All the Windwracked Stars - Elizabeth Bear I am about to go into some extreme nerd territory here, but what All the Windwracked Stars reminded me of, more than anything else, was a video game. Final Fantasy VII to be exact. And while many people like to compare films or books to video games in some sort of derogatory way, I mean it in the absolute best way possible. The point is, there's something so pitch perfect about this novel's depiction of the tragic melancholy of a world that is slowly and clearly in the throes of death, of the ways in which both science and magic are twisted to wrench some last gasps from the planet to allow those people who are left to continue their normal, self-involved lives for just a little longer, that struck me as nothing but that particular game ever had before.

It didn't hurt that there are a few vaguely similar tics to the plot, just enough for a comfortable reminder to nerd like me.
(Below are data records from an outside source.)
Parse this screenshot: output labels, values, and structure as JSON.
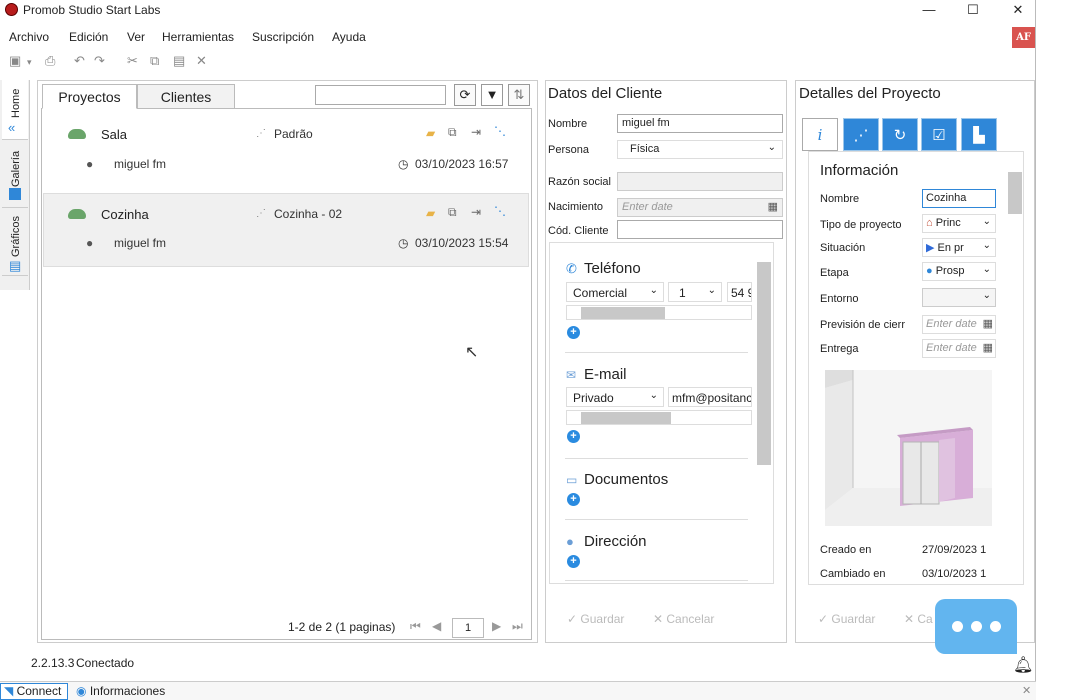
{
  "window": {
    "title": "Promob Studio Start Labs",
    "user_initials": "AF"
  },
  "menu": [
    "Archivo",
    "Edición",
    "Ver",
    "Herramientas",
    "Suscripción",
    "Ayuda"
  ],
  "left_tabs": [
    "Home",
    "Galería",
    "Gráficos"
  ],
  "projects": {
    "tabs": [
      "Proyectos",
      "Clientes"
    ],
    "search_value": "",
    "rows": [
      {
        "name": "Sala",
        "environment": "Padrão",
        "owner": "miguel fm",
        "date": "03/10/2023 16:57"
      },
      {
        "name": "Cozinha",
        "environment": "Cozinha - 02",
        "owner": "miguel fm",
        "date": "03/10/2023 15:54"
      }
    ],
    "pager_text": "1-2 de 2 (1 paginas)",
    "page_number": "1"
  },
  "client": {
    "title": "Datos del Cliente",
    "nombre_label": "Nombre",
    "nombre_value": "miguel fm",
    "persona_label": "Persona",
    "persona_value": "Física",
    "razon_label": "Razón social",
    "nacimiento_label": "Nacimiento",
    "nacimiento_placeholder": "Enter date",
    "codigo_label": "Cód. Cliente",
    "telefono_title": "Teléfono",
    "telefono_type": "Comercial",
    "telefono_code": "1",
    "telefono_number": "54 9",
    "email_title": "E-mail",
    "email_type": "Privado",
    "email_value": "mfm@positanc",
    "documentos_title": "Documentos",
    "direccion_title": "Dirección",
    "save_label": "Guardar",
    "cancel_label": "Cancelar"
  },
  "details": {
    "title": "Detalles del Proyecto",
    "section_title": "Información",
    "nombre_label": "Nombre",
    "nombre_value": "Cozinha",
    "tipo_label": "Tipo de proyecto",
    "tipo_value": "Princ",
    "situacion_label": "Situación",
    "situacion_value": "En pr",
    "etapa_label": "Etapa",
    "etapa_value": "Prosp",
    "entorno_label": "Entorno",
    "prevision_label": "Previsión de cierr",
    "prevision_placeholder": "Enter date",
    "entrega_label": "Entrega",
    "entrega_placeholder": "Enter date",
    "creado_label": "Creado en",
    "creado_value": "27/09/2023 1",
    "cambiado_label": "Cambiado en",
    "cambiado_value": "03/10/2023 1",
    "save_label": "Guardar",
    "cancel_label": "Ca"
  },
  "status": {
    "version": "2.2.13.3",
    "state": "Conectado",
    "connect_label": "Connect",
    "info_label": "Informaciones"
  }
}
The book starts at the aftermath of Ragnarok, the apocalypse of Norse mythology. Not even just Ragnarok either, but a second one, as at least one world suffered the same fate extremely long ago. While this Ragnarok signals the end of the world, things manage to limp along for about 2,500 years, and in that time mankind rises and falls. Most of the book shows us a world (it was never quite Earth) that's long dead except for one tenacious city. And then we have Muire, the last Waelcyrge (Valkyrie) who's alive because she turned coward and ran at the last battle.

Then there's also cat, rat, dog, and bull people, a floating island college, a technomancer (which is exactly what it sounds like), a villainous vampiric holdover from Ragnarok, reincarnation, a two-headed robo-steed, and a fighter/manwhore who'll sleep with anyone. There's a lot of book there, and most of it is eminently enjoyable.
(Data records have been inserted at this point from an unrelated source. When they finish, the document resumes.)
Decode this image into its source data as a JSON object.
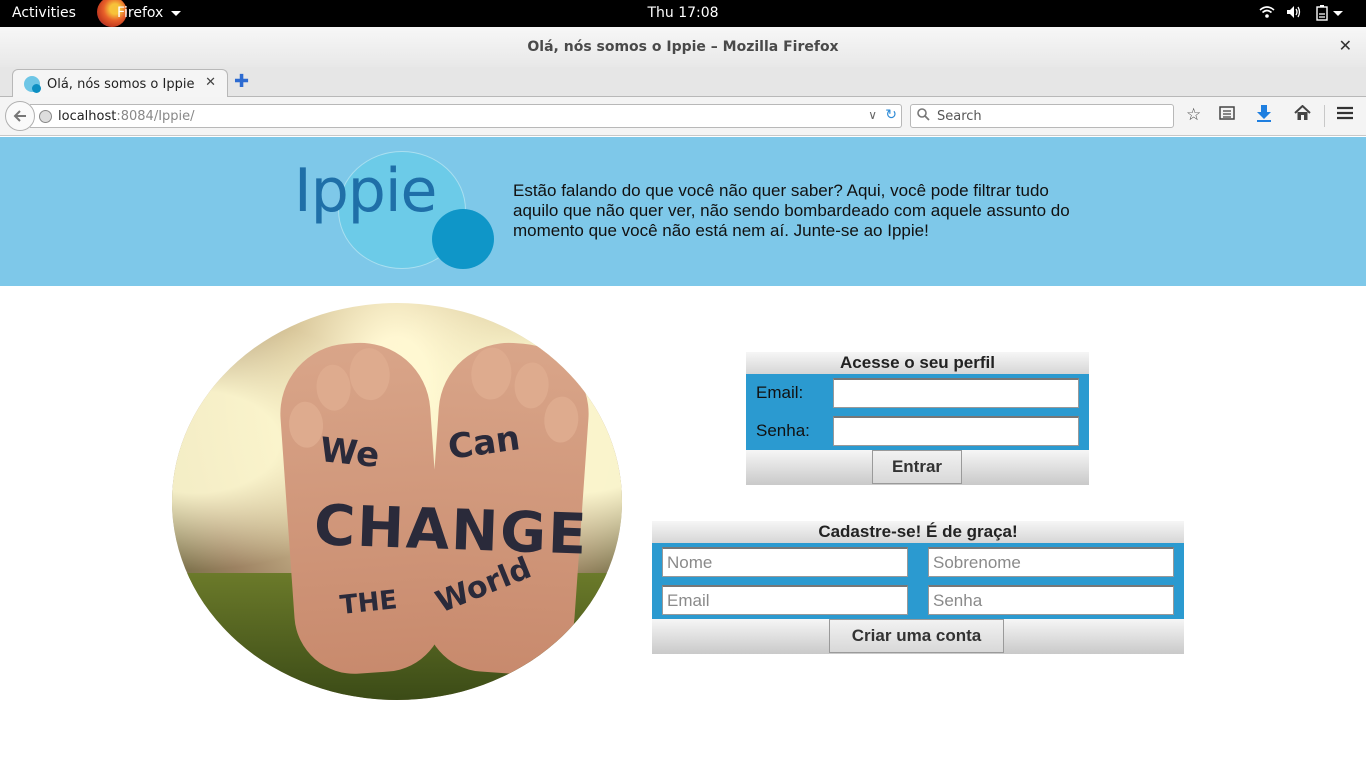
{
  "system_bar": {
    "activities": "Activities",
    "app_name": "Firefox",
    "clock": "Thu 17:08",
    "icons": [
      "wifi-icon",
      "volume-icon",
      "battery-icon",
      "power-caret-icon"
    ]
  },
  "window": {
    "title": "Olá, nós somos o Ippie – Mozilla Firefox"
  },
  "tabs": [
    {
      "label": "Olá, nós somos o Ippie",
      "icon": "ippie-favicon"
    }
  ],
  "navbar": {
    "url_host": "localhost",
    "url_rest": ":8084/Ippie/",
    "search_placeholder": "Search"
  },
  "page": {
    "logo_text": "Ippie",
    "tagline": "Estão falando do que você não quer saber? Aqui, você pode filtrar tudo aquilo que não quer ver, não sendo bombardeado com aquele assunto do momento que você não está nem aí. Junte-se ao Ippie!",
    "photo_text": {
      "we": "We",
      "can": "Can",
      "change": "CHANGE",
      "the": "THE",
      "world": "World"
    },
    "login": {
      "title": "Acesse o seu perfil",
      "email_label": "Email:",
      "password_label": "Senha:",
      "submit": "Entrar"
    },
    "signup": {
      "title": "Cadastre-se! É de graça!",
      "first_name_placeholder": "Nome",
      "last_name_placeholder": "Sobrenome",
      "email_placeholder": "Email",
      "password_placeholder": "Senha",
      "submit": "Criar uma conta"
    }
  },
  "colors": {
    "header_bg": "#7ec8e9",
    "form_body": "#2b9ad0",
    "logo_dark": "#0f96c8",
    "logo_light": "#6ccbe8"
  }
}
But it really is a lot, and my only big problem with it all is that not everything is explained enough to make sense. There is so much mythology, so many Norse names, and so much strange technology all floating around that I didn't quite understand everything that happened. This was especially too bad as most of the interweaving of these elements was very interesting and beautiful (sometimes even when I didn't get it), leaving me to realize later that I couldn't really explain what was actually going on at times. (Although, that's another thing that reminds me of FFVII's plot, but I digress.) The main plot, and it's most important plot points, however, all worked just fine.

All told, though, the book was beautifully written, at times intensely lyrical, exciting, melancholy, tragic, and extremely sexual. I could probably write a whole review just about the sexuality of the book itself, which can be as disturbing and confusing as everything else at times, but suffice it to say that it's a major component of the novel, but love and sex are never as simple here as they so often are in fiction.

This was the first I've ever read of Bear. I liked it very much, and intend to read more of her (and not just because I'm hoping that this book's sequel will explain some things). But I do wish I knew more about Norse mythology (I thought I was fairly well-versed, but it mostly came from Thor comics) or understood what was going on a little better. A second reading may do wonders. But even without total understanding, sitting back and just letting everything wash over me was quite the experience.